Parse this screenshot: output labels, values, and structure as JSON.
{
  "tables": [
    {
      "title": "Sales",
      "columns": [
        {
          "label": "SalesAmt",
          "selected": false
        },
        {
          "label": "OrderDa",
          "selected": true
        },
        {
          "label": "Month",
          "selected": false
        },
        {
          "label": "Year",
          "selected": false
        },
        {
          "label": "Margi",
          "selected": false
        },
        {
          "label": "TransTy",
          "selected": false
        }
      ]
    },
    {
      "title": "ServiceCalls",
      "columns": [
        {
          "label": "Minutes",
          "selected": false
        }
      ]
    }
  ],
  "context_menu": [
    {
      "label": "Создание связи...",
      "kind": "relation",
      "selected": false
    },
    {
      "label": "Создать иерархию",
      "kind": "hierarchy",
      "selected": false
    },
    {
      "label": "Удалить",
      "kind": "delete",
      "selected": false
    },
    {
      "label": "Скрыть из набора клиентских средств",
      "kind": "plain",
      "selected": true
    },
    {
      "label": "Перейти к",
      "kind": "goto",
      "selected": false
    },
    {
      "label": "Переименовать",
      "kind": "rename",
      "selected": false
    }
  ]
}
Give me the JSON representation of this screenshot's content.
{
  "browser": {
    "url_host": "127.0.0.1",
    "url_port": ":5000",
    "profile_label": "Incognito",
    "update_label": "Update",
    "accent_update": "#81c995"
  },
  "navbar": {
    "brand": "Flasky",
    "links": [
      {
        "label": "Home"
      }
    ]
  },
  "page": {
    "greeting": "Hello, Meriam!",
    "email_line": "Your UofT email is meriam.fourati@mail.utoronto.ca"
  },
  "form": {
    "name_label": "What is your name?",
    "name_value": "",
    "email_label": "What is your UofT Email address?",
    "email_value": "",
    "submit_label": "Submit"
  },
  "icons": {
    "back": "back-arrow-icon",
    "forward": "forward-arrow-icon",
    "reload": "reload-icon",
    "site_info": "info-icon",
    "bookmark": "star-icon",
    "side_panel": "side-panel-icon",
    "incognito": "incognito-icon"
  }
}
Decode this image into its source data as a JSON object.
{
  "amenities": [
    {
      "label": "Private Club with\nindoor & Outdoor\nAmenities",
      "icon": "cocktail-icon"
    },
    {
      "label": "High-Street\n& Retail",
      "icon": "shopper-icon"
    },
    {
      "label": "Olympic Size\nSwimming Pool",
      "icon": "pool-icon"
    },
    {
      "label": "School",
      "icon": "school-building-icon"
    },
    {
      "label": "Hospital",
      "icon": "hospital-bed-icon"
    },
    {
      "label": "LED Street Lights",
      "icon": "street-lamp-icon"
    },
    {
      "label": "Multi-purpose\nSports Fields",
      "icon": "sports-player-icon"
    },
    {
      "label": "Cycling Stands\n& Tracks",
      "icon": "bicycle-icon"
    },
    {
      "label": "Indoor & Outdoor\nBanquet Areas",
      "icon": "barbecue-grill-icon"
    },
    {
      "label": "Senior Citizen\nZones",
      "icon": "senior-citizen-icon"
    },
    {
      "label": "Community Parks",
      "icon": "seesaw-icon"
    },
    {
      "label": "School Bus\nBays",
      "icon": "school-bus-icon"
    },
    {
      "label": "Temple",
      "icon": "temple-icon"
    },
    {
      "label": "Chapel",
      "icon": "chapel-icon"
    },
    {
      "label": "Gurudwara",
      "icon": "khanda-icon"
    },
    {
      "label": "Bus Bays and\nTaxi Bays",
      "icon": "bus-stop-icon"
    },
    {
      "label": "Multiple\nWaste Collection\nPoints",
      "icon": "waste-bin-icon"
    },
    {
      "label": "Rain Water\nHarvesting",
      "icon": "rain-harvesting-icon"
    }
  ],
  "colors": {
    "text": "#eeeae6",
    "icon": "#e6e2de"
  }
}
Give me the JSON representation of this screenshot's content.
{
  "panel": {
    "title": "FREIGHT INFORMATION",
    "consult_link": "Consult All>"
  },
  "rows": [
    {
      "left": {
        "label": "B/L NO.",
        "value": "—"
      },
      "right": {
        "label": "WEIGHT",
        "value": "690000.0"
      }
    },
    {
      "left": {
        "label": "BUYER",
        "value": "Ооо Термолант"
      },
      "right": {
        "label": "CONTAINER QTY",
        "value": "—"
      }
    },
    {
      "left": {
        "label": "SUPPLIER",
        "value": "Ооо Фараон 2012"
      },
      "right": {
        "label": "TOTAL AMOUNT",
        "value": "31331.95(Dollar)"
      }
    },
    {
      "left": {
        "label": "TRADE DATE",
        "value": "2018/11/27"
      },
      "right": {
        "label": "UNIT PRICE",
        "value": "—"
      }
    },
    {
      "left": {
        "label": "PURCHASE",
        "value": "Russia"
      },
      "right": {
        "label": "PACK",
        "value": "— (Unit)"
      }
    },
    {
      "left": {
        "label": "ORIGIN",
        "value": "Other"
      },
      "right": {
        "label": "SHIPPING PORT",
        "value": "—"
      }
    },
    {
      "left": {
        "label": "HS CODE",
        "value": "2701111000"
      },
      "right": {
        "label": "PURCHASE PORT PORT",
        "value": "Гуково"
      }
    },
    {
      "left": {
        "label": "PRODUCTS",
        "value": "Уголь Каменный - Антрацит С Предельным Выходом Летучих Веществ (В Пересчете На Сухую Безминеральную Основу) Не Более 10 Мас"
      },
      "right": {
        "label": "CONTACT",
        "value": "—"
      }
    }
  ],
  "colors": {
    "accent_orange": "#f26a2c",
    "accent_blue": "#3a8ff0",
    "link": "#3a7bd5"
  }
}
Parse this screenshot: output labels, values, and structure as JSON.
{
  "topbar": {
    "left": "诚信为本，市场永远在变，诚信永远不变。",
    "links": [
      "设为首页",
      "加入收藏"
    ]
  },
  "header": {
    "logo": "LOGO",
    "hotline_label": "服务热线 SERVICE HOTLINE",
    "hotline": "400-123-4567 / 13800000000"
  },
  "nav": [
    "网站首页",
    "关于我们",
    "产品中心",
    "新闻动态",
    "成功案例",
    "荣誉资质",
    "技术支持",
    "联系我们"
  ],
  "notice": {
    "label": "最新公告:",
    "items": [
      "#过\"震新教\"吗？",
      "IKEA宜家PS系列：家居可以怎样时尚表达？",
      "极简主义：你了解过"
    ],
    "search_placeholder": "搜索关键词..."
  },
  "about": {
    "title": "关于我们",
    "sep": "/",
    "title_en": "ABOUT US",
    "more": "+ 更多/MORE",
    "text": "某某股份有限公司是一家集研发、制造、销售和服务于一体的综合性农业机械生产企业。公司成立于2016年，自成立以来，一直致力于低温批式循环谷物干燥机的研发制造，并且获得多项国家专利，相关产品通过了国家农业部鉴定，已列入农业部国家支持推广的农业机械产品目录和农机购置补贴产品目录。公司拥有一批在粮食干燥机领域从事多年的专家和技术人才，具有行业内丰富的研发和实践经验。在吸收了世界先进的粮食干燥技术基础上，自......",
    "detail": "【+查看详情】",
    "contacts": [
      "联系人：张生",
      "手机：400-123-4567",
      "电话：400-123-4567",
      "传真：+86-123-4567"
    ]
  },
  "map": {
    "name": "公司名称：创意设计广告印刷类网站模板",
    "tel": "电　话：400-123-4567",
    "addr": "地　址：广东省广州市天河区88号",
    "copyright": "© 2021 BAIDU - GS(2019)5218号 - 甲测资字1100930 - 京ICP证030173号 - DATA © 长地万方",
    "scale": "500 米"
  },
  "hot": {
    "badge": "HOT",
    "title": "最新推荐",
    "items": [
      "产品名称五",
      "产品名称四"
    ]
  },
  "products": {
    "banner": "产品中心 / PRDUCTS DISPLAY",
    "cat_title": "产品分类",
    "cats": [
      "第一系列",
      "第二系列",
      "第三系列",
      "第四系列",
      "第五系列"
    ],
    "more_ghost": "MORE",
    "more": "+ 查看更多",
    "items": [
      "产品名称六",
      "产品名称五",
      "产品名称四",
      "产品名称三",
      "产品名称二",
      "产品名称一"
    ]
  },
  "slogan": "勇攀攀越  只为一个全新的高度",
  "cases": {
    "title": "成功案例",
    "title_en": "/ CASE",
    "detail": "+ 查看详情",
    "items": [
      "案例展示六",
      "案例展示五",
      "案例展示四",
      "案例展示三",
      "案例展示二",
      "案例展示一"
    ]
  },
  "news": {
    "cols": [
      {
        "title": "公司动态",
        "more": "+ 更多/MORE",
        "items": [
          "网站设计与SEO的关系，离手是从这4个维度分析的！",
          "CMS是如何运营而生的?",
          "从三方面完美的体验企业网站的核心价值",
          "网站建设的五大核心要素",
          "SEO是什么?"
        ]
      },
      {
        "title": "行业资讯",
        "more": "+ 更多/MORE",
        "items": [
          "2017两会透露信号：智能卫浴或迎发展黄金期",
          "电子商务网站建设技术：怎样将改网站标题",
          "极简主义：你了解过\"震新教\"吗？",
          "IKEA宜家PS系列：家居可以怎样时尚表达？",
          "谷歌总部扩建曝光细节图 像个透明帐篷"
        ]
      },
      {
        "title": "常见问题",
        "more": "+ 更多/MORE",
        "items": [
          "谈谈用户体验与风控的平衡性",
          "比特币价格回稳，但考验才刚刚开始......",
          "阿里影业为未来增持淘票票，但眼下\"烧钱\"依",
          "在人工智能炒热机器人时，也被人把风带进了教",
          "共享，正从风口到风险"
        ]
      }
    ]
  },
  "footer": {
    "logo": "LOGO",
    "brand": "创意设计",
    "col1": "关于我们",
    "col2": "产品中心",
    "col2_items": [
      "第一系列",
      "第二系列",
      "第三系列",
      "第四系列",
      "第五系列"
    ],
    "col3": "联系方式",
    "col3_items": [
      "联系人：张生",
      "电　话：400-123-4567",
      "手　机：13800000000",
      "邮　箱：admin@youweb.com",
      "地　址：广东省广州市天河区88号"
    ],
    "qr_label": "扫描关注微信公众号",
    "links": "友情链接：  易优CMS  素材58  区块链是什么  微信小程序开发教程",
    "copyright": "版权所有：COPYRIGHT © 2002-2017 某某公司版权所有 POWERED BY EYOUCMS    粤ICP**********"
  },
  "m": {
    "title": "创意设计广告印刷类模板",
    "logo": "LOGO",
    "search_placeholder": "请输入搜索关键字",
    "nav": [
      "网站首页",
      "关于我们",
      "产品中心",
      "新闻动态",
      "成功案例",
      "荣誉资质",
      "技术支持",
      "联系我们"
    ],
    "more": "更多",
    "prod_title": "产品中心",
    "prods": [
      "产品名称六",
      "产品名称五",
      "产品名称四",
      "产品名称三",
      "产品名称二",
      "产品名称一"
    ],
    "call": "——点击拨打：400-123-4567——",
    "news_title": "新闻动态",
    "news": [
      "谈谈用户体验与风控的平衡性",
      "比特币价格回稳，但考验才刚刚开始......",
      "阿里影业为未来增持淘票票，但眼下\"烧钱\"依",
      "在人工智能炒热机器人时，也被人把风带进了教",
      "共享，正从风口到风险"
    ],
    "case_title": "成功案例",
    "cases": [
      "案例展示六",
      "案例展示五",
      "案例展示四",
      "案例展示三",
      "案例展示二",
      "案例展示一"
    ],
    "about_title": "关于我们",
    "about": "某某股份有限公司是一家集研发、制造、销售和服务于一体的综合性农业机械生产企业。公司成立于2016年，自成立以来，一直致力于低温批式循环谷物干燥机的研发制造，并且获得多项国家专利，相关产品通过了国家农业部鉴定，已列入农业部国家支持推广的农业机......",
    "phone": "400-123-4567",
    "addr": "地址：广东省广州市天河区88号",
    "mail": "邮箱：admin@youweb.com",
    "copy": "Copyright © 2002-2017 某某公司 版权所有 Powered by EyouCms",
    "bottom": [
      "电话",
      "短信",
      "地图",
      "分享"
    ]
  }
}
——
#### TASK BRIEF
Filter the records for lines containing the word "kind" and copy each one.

#### SOLUTION
      "kind": "relation",
      "kind": "hierarchy",
      "kind": "delete",
      "kind": "plain",
      "kind": "goto",
      "kind": "rename",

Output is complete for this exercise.